[Extracted records]
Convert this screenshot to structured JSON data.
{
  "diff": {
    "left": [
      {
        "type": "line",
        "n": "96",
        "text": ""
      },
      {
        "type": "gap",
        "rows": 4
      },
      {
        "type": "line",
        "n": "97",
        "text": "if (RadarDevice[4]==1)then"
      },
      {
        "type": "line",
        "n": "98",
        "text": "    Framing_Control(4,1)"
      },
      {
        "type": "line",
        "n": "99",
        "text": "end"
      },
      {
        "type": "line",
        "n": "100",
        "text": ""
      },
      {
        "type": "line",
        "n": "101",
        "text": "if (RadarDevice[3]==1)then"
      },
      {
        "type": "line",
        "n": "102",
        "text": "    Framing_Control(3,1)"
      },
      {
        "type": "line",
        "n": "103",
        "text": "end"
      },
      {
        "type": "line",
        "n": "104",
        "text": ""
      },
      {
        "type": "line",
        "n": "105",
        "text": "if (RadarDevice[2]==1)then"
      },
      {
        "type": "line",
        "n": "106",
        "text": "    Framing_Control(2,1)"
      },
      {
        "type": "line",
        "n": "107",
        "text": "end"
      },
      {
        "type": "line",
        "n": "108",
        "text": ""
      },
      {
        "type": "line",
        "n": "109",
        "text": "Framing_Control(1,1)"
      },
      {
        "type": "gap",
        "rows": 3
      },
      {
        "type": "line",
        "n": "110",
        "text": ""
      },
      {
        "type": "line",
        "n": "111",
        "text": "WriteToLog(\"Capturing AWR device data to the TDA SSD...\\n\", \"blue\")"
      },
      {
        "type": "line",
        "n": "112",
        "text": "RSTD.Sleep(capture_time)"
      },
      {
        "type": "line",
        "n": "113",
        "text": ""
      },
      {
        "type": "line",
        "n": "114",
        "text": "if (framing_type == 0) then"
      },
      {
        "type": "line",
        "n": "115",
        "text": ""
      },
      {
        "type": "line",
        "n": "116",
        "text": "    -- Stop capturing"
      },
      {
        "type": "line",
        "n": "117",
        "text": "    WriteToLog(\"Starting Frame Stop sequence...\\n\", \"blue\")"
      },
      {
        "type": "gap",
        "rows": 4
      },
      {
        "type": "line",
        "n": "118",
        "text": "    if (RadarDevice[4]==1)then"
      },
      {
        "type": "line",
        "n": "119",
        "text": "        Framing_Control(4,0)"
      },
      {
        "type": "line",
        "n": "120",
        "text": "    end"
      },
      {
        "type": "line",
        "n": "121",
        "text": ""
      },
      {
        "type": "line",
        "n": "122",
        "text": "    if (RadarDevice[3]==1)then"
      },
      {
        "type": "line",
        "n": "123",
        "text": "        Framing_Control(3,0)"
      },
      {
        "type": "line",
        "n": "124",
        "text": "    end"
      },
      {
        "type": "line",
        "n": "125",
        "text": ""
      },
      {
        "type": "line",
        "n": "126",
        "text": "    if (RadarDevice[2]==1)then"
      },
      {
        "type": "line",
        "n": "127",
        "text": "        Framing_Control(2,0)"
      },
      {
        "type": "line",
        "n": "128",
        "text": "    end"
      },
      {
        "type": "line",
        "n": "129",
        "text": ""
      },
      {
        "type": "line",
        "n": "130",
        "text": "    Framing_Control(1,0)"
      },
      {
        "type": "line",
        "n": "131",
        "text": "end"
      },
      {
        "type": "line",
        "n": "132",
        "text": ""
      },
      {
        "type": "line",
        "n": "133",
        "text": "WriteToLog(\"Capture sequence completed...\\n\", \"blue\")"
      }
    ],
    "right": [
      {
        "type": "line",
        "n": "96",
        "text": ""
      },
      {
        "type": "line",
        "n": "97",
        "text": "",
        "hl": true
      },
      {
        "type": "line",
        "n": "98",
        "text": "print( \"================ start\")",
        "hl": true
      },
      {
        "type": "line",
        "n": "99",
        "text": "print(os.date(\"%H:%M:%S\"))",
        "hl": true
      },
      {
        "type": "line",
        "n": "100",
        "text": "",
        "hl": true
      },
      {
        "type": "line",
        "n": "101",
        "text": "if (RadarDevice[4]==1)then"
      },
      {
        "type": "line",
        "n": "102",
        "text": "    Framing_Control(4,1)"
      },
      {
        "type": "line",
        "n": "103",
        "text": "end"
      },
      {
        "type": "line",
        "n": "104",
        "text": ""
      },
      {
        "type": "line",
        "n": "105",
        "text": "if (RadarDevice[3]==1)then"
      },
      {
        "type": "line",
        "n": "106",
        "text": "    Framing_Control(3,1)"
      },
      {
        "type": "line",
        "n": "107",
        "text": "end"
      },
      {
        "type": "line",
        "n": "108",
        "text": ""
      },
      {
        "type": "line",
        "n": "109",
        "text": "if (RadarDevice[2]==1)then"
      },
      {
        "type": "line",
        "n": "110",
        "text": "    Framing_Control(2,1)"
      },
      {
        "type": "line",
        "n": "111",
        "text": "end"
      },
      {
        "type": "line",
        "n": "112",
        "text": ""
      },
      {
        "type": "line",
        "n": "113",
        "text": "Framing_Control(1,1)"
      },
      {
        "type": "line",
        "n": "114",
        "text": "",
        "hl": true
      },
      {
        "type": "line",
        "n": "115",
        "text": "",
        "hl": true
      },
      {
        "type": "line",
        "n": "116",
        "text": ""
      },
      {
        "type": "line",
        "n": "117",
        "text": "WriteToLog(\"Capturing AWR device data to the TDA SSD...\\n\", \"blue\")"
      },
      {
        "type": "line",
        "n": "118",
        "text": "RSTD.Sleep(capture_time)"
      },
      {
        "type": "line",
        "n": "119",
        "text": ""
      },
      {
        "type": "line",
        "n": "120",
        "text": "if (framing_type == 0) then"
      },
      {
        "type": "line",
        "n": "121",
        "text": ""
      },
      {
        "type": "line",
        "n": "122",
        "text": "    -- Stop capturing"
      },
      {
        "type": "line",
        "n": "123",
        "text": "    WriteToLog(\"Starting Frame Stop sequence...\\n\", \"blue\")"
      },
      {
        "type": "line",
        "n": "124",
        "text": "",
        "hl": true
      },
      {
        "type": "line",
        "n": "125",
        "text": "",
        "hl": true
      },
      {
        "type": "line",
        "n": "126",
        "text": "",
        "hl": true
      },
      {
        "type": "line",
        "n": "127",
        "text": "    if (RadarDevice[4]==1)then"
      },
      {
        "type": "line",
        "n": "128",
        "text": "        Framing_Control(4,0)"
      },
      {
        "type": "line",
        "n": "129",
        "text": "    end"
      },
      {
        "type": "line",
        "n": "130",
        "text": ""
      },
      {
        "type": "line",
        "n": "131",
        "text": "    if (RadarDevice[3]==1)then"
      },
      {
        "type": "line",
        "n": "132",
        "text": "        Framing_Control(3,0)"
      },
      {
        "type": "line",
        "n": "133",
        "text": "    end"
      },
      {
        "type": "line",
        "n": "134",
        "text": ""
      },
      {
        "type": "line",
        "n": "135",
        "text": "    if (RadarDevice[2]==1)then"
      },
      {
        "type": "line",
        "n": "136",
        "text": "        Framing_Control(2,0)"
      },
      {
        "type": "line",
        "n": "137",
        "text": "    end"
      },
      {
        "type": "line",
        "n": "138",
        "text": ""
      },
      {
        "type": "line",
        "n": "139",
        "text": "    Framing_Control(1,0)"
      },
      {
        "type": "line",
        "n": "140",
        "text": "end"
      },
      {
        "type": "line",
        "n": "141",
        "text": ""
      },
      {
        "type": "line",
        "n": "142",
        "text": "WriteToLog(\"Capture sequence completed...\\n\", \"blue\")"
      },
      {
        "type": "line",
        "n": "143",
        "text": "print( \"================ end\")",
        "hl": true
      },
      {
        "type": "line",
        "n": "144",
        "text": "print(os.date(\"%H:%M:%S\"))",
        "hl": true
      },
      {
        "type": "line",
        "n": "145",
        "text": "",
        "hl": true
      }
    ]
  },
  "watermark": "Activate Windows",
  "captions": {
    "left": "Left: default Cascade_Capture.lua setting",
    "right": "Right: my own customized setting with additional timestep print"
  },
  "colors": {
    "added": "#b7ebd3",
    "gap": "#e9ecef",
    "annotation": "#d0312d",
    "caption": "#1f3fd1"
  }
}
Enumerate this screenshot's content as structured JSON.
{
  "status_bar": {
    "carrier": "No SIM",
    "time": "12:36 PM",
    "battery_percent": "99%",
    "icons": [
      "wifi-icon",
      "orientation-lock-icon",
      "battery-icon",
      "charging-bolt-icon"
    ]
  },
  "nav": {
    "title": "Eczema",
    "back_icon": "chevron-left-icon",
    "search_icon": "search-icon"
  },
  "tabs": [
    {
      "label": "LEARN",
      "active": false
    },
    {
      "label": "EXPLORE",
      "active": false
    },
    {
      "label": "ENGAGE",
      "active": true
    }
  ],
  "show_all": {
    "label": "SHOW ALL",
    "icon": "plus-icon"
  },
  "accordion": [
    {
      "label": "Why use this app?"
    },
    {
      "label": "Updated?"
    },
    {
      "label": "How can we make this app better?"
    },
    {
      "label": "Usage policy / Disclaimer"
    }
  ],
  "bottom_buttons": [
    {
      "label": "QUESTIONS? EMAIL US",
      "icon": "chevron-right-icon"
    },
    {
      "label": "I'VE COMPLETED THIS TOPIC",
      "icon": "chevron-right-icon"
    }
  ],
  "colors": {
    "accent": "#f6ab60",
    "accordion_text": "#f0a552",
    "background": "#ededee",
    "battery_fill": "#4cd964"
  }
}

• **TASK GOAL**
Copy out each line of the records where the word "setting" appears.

• **SOLUTION TO THIS PROBLEM**
    "left": "Left: default Cascade_Capture.lua setting",
    "right": "Right: my own customized setting with additional timestep print"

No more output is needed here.